Requirement
Give back every record exactly.

Data shown

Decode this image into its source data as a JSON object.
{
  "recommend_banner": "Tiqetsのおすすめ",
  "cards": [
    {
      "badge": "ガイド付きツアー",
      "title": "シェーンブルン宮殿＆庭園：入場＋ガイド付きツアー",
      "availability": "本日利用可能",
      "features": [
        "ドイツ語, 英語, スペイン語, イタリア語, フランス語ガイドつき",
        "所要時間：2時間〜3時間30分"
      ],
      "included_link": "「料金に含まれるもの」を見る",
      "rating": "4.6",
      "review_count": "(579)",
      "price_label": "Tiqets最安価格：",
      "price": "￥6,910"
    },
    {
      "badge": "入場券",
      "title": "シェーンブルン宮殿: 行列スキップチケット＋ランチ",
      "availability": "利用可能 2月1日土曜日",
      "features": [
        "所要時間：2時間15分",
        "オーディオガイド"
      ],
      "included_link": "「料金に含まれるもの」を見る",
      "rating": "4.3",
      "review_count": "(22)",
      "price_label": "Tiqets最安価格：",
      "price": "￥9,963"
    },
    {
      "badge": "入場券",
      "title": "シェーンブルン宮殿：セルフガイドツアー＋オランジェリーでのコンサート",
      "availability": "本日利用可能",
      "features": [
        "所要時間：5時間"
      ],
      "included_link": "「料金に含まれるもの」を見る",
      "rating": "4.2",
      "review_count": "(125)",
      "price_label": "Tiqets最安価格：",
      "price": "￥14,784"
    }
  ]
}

Solution
Decode this image into its source data as a JSON object.
{
  "recommend_banner": "Tiqetsのおすすめ",
  "cards": [
    {
      "badge": "ガイド付きツアー",
      "title": "シェーンブルン宮殿＆庭園：入場＋ガイド付きツアー",
      "availability": "本日利用可能",
      "features": [
        "ドイツ語, 英語, スペイン語, イタリア語, フランス語ガイドつき",
        "所要時間：2時間〜3時間30分"
      ],
      "included_link": "「料金に含まれるもの」を見る",
      "rating": "4.6",
      "review_count": "(579)",
      "price_label": "Tiqets最安価格：",
      "price": "￥6,910"
    },
    {
      "badge": "入場券",
      "title": "シェーンブルン宮殿: 行列スキップチケット＋ランチ",
      "availability": "利用可能 2月1日土曜日",
      "features": [
        "所要時間：2時間15分",
        "オーディオガイド"
      ],
      "included_link": "「料金に含まれるもの」を見る",
      "rating": "4.3",
      "review_count": "(22)",
      "price_label": "Tiqets最安価格：",
      "price": "￥9,963"
    },
    {
      "badge": "入場券",
      "title": "シェーンブルン宮殿：セルフガイドツアー＋オランジェリーでのコンサート",
      "availability": "本日利用可能",
      "features": [
        "所要時間：5時間"
      ],
      "included_link": "「料金に含まれるもの」を見る",
      "rating": "4.2",
      "review_count": "(125)",
      "price_label": "Tiqets最安価格：",
      "price": "￥14,784"
    }
  ]
}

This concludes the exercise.